The task => The lines to copy are those holding the string "underlined" in the entries below.

----------

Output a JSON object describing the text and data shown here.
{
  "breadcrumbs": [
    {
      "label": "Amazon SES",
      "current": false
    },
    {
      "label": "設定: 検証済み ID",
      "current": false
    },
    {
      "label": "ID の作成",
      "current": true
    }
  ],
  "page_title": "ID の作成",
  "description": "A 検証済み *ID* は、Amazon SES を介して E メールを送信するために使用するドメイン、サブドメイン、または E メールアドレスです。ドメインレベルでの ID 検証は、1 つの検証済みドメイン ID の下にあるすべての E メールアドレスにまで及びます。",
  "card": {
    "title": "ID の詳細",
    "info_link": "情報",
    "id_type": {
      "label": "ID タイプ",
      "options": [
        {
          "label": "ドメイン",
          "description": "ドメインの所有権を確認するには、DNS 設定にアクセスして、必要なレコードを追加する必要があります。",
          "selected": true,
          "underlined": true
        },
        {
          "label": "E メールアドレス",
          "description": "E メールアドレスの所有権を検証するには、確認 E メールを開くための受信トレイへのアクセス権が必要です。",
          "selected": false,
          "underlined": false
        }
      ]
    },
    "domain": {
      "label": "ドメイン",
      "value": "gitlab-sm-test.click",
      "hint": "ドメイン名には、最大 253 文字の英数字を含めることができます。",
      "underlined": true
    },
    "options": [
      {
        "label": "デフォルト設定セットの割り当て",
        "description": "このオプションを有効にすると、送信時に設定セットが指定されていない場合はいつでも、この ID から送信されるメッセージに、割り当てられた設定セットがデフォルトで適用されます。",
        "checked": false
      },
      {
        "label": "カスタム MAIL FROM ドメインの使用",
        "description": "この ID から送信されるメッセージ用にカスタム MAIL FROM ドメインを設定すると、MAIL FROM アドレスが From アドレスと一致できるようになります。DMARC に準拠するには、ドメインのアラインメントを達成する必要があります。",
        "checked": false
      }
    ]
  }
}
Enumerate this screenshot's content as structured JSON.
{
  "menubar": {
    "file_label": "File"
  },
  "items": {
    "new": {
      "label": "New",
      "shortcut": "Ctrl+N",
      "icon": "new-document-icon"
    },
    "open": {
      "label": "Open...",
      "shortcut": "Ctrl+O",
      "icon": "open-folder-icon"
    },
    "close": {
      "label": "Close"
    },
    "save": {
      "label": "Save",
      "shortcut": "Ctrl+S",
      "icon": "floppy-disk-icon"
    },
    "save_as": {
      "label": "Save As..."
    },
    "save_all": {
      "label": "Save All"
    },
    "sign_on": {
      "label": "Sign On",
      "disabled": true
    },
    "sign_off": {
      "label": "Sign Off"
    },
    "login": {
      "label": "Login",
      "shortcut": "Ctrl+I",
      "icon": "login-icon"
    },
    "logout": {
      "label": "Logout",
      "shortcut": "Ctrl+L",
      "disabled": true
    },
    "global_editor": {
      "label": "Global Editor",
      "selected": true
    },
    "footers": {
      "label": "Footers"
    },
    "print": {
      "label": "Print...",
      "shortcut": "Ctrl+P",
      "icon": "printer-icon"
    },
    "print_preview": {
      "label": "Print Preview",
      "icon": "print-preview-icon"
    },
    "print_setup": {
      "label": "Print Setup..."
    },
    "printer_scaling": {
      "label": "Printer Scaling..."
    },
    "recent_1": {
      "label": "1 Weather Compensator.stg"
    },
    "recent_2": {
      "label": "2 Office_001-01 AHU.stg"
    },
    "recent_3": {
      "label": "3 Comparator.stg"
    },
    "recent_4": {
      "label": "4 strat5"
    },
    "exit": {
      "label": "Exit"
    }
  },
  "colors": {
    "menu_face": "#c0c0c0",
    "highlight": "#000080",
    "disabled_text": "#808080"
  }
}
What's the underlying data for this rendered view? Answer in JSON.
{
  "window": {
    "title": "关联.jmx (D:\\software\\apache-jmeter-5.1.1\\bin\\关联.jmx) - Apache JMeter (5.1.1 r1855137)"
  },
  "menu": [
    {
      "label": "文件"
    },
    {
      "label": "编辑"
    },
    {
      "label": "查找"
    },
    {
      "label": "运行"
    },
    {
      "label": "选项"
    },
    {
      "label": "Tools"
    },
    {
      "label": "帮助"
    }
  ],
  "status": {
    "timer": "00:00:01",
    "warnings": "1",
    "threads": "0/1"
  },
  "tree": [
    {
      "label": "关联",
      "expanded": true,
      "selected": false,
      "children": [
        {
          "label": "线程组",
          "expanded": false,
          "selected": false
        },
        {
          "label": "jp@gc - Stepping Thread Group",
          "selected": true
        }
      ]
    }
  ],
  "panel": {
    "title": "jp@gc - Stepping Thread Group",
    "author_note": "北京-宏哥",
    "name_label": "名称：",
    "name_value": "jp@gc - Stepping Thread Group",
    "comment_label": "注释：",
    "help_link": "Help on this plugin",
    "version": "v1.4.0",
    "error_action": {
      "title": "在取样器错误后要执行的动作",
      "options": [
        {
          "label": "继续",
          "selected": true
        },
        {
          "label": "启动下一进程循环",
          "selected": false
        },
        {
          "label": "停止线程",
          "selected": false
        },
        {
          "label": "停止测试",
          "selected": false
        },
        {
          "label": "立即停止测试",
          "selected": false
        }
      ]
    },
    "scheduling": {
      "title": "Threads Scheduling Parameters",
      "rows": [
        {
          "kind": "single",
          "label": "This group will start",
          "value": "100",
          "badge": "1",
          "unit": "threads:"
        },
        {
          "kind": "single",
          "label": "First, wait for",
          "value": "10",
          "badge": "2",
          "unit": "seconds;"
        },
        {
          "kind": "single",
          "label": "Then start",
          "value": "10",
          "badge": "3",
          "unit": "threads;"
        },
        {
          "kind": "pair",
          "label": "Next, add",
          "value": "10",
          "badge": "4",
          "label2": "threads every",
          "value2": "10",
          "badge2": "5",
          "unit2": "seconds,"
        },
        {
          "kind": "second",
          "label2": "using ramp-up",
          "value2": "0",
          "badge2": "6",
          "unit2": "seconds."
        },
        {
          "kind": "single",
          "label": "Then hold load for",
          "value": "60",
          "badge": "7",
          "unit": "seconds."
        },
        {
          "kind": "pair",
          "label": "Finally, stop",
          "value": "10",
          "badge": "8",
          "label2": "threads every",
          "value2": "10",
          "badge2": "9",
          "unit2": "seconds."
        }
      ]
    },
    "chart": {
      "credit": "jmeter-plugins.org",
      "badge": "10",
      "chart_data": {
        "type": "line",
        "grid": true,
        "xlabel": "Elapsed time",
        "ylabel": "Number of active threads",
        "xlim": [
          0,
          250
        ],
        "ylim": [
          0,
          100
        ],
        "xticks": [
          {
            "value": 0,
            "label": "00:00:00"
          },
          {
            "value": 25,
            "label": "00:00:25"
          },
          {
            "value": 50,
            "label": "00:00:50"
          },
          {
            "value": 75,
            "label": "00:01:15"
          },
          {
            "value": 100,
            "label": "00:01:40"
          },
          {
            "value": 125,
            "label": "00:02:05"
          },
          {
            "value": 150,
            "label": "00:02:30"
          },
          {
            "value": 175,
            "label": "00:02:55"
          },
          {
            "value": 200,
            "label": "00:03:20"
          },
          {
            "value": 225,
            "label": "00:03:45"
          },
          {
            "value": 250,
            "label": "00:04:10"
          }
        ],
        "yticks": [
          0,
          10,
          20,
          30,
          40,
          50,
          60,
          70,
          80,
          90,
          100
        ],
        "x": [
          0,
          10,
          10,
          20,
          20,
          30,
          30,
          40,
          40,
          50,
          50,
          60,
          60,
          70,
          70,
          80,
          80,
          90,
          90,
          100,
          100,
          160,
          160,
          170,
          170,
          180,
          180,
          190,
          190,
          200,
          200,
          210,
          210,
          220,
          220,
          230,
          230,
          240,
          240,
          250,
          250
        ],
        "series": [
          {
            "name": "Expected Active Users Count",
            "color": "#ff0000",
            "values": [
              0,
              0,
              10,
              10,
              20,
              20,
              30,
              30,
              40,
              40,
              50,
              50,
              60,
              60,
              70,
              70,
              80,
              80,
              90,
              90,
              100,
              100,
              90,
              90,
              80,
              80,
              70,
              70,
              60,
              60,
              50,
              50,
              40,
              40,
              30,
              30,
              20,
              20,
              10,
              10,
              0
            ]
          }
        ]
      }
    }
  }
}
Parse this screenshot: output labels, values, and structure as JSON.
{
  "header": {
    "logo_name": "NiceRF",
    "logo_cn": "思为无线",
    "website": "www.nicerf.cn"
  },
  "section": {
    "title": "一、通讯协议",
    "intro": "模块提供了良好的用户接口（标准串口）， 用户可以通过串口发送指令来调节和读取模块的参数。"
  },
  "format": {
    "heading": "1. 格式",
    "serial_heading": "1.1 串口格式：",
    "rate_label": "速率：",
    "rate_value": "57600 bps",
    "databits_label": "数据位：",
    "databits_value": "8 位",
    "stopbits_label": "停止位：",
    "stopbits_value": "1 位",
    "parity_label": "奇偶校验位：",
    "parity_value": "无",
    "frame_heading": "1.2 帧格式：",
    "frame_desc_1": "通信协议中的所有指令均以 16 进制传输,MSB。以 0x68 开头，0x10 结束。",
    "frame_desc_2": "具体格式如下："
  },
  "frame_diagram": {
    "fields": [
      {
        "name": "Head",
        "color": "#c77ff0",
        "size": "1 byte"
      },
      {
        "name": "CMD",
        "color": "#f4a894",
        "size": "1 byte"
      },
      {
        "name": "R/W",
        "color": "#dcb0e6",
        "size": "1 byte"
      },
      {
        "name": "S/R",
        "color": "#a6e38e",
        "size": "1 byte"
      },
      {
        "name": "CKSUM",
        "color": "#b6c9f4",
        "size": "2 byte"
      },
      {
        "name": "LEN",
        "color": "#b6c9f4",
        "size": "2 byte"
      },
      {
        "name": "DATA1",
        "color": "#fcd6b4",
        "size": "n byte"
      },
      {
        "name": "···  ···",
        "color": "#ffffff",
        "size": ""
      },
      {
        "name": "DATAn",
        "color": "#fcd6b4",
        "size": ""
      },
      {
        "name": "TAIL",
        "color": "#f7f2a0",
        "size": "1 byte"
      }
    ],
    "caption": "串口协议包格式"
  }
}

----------

Answer =>
          "underlined": true
          "underlined": false
      "underlined": true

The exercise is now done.